= Beginning of Section =
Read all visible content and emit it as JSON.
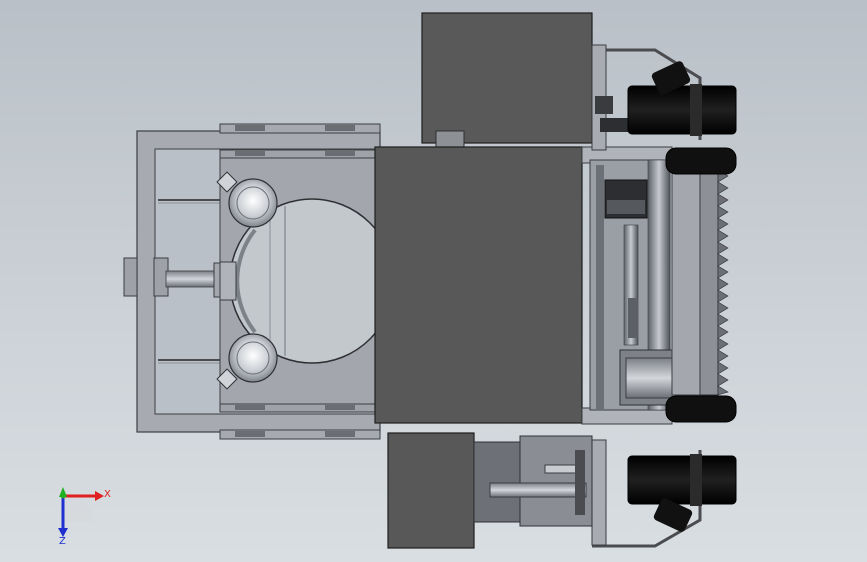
{
  "triad": {
    "x_label": "X",
    "z_label": "Z",
    "x_color": "#e02020",
    "y_color": "#20b020",
    "z_color": "#2030d0"
  },
  "colors": {
    "background_top": "#b9c0c7",
    "background_bottom": "#d9dee2",
    "dark_panel": "#5a5a5a",
    "frame_gray": "#a9acb3",
    "tire_black": "#101010"
  }
}
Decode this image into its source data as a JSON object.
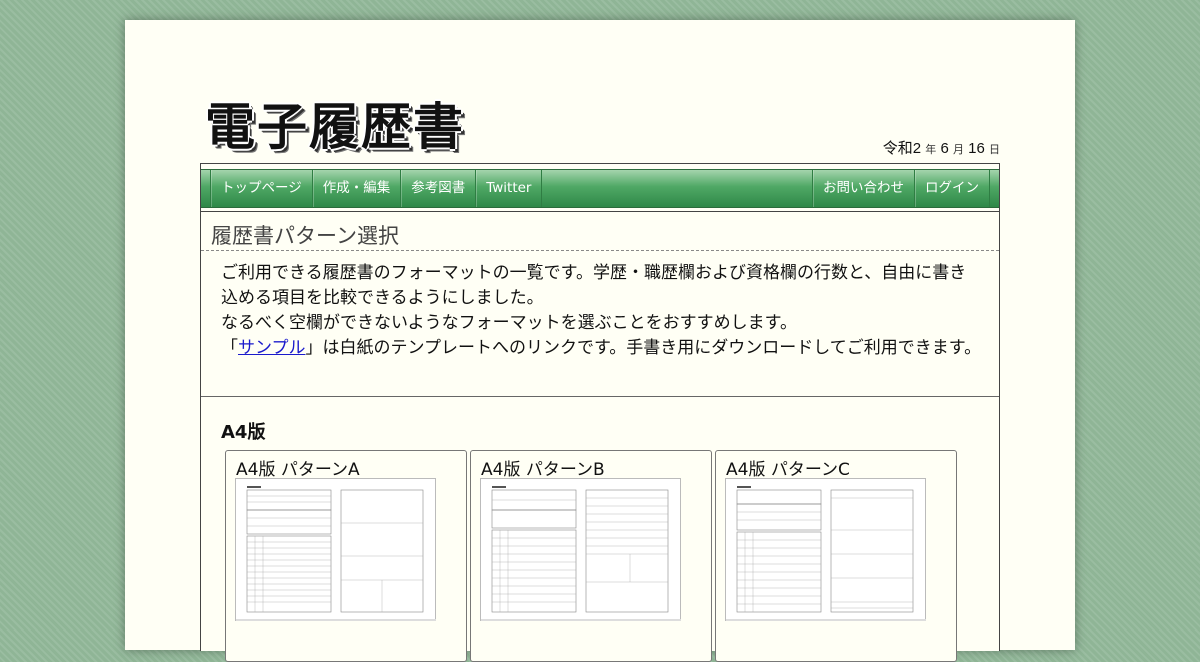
{
  "site": {
    "logo_text": "電子履歴書",
    "date": {
      "era_year": "令和2",
      "year_unit": "年",
      "month": "6",
      "month_unit": "月",
      "day": "16",
      "day_unit": "日"
    }
  },
  "nav": {
    "left": [
      {
        "label": "トップページ"
      },
      {
        "label": "作成・編集"
      },
      {
        "label": "参考図書"
      },
      {
        "label": "Twitter"
      }
    ],
    "right": [
      {
        "label": "お問い合わせ"
      },
      {
        "label": "ログイン"
      }
    ]
  },
  "main": {
    "heading": "履歴書パターン選択",
    "intro": {
      "line1": "ご利用できる履歴書のフォーマットの一覧です。学歴・職歴欄および資格欄の行数と、自由に書き込める項目を比較できるようにしました。",
      "line2": "なるべく空欄ができないようなフォーマットを選ぶことをおすすめします。",
      "quote_open": "「",
      "sample_link": "サンプル",
      "line3_rest": "」は白紙のテンプレートへのリンクです。手書き用にダウンロードしてご利用できます。"
    },
    "section_title": "A4版",
    "cards": [
      {
        "title": "A4版 パターンA",
        "thumbnail": "resume-template-thumbnail"
      },
      {
        "title": "A4版 パターンB",
        "thumbnail": "resume-template-thumbnail"
      },
      {
        "title": "A4版 パターンC",
        "thumbnail": "resume-template-thumbnail"
      }
    ]
  },
  "colors": {
    "nav_green": "#3f9a57",
    "background": "#8fb596",
    "page": "#fffff5",
    "link": "#1a1acc"
  }
}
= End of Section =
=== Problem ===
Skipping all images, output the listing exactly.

=== Solution to this task ===
Read all visible content and emit it as JSON.
{
  "triad": {
    "x_label": "X",
    "z_label": "Z",
    "x_color": "#e02020",
    "y_color": "#20b020",
    "z_color": "#2030d0"
  },
  "colors": {
    "background_top": "#b9c0c7",
    "background_bottom": "#d9dee2",
    "dark_panel": "#5a5a5a",
    "frame_gray": "#a9acb3",
    "tire_black": "#101010"
  }
}
Decode this image into its source data as a JSON object.
{
  "site": {
    "logo_text": "電子履歴書",
    "date": {
      "era_year": "令和2",
      "year_unit": "年",
      "month": "6",
      "month_unit": "月",
      "day": "16",
      "day_unit": "日"
    }
  },
  "nav": {
    "left": [
      {
        "label": "トップページ"
      },
      {
        "label": "作成・編集"
      },
      {
        "label": "参考図書"
      },
      {
        "label": "Twitter"
      }
    ],
    "right": [
      {
        "label": "お問い合わせ"
      },
      {
        "label": "ログイン"
      }
    ]
  },
  "main": {
    "heading": "履歴書パターン選択",
    "intro": {
      "line1": "ご利用できる履歴書のフォーマットの一覧です。学歴・職歴欄および資格欄の行数と、自由に書き込める項目を比較できるようにしました。",
      "line2": "なるべく空欄ができないようなフォーマットを選ぶことをおすすめします。",
      "quote_open": "「",
      "sample_link": "サンプル",
      "line3_rest": "」は白紙のテンプレートへのリンクです。手書き用にダウンロードしてご利用できます。"
    },
    "section_title": "A4版",
    "cards": [
      {
        "title": "A4版 パターンA",
        "thumbnail": "resume-template-thumbnail"
      },
      {
        "title": "A4版 パターンB",
        "thumbnail": "resume-template-thumbnail"
      },
      {
        "title": "A4版 パターンC",
        "thumbnail": "resume-template-thumbnail"
      }
    ]
  },
  "colors": {
    "nav_green": "#3f9a57",
    "background": "#8fb596",
    "page": "#fffff5",
    "link": "#1a1acc"
  }
}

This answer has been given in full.